  35. 35.
    Hao C, Song JH, Hsi B, Lewis J, Song DK, Petruk KC, Tyrrell DL, Kneteman NM (2004) TRAIL inhibits tumor growth but is nontoxic to human hepatocytes in chimeric mice. Cancer Res 64:8502–8506PubMedCrossRefGoogle Scholar
  36. 36.
    MacFarlane M, Harper N, Snowden RT, Dyer MJ, Barnett GA, Pringle JH, Cohen GM (2002) Mechanisms of resistance to TRAIL induced apoptosis in primary B cell chronic lymphocytic leukaemia. Oncogene 21:6809–6818PubMedCrossRefGoogle Scholar
  37. 37.
    Todaro M, Lombardo Y, Francipane MG, Alea MP, Cammareri P, Iovino F, Di Stefano AB, Di Bernardo C, Agrusa A, Condorelli G, Walczak H, Stassi G (2008) Apoptosis resistance in epithelial tumors is mediated by tumor-cell-derived interleukin-4. Cell Death Differ 15:762–772PubMedCrossRefGoogle Scholar
  38. 38.
    Frese S, Frese-Schaper M, Andres AC, Miescher D, Zumkehr B, Schmid RA (2006) Cardiac glycosides initiate Apo2L/TRAIL-induced apoptosis in non-small cell lung cancer cells by up-regulation of death receptors 4 and 5. Cancer Res 66:5867–5874PubMedCrossRefGoogle Scholar
  39. 39.
    Rosato RR, Almenara JA, Coe S, Grant S (2007) The multikinase inhibitor sorafenib potentiates TRAIL lethality in human leukemia cells in association with Mcl-1 and cFLIPL down-regulation. Cancer Res 67:9490–9500PubMedCrossRefGoogle Scholar
  40. 40.
    Inoue S, MacFarlane M, Harper N, Wheat LM, Dyer MJ, Cohen GM (2004) Histone deacetylase inhibitors potentiate TNF-related apoptosis-inducing ligand (TRAIL)-induced apoptosis in lymphoid malignancies. Cell Death Differ 11(Suppl 2):S193–S206PubMedCrossRefGoogle Scholar
  41. 41.
    Dumitru CA, Carpinteiro A, Trarbach T, Hengge UR, Gulbins E (2007) Doxorubicin enhances TRAIL-induced cell death via ceramide-enriched membrane platforms. Apoptosis 12:1533–1541PubMedCrossRefGoogle Scholar

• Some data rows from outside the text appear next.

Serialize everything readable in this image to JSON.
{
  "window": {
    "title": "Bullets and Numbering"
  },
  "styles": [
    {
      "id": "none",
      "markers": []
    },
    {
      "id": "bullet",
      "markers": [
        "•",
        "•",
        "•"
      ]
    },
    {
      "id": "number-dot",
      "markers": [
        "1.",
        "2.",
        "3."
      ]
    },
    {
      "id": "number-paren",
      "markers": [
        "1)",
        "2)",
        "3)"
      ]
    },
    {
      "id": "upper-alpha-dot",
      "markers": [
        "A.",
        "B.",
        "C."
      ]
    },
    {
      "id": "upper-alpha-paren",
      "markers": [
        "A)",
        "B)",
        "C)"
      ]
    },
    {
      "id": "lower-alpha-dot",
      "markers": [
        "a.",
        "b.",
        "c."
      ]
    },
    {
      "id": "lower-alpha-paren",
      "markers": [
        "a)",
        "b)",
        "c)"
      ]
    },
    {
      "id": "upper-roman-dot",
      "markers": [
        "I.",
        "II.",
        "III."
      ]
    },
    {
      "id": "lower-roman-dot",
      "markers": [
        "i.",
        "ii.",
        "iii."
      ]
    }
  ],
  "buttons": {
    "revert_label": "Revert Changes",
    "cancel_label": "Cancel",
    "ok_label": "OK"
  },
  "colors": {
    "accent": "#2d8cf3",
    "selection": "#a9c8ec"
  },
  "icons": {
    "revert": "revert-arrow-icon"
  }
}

Copyright information

© Springer-Verlag 2009

Authors and Affiliations

  • Elena Bloise
    • 1
  • Alessandra Braca
    • 2
  • Nunziatina De Tommasi
    • 1
  • Maria Antonietta Belisario
    • 1
    Email author
  1. 1.Dipartimento di Scienze FarmaceuticheUniversità di SalernoFiscianoItaly
  2. 2.Dipartimento di Chimica Bioorganica e BiofarmaciaUniversità di PisaPisaItaly

Personalised recommendations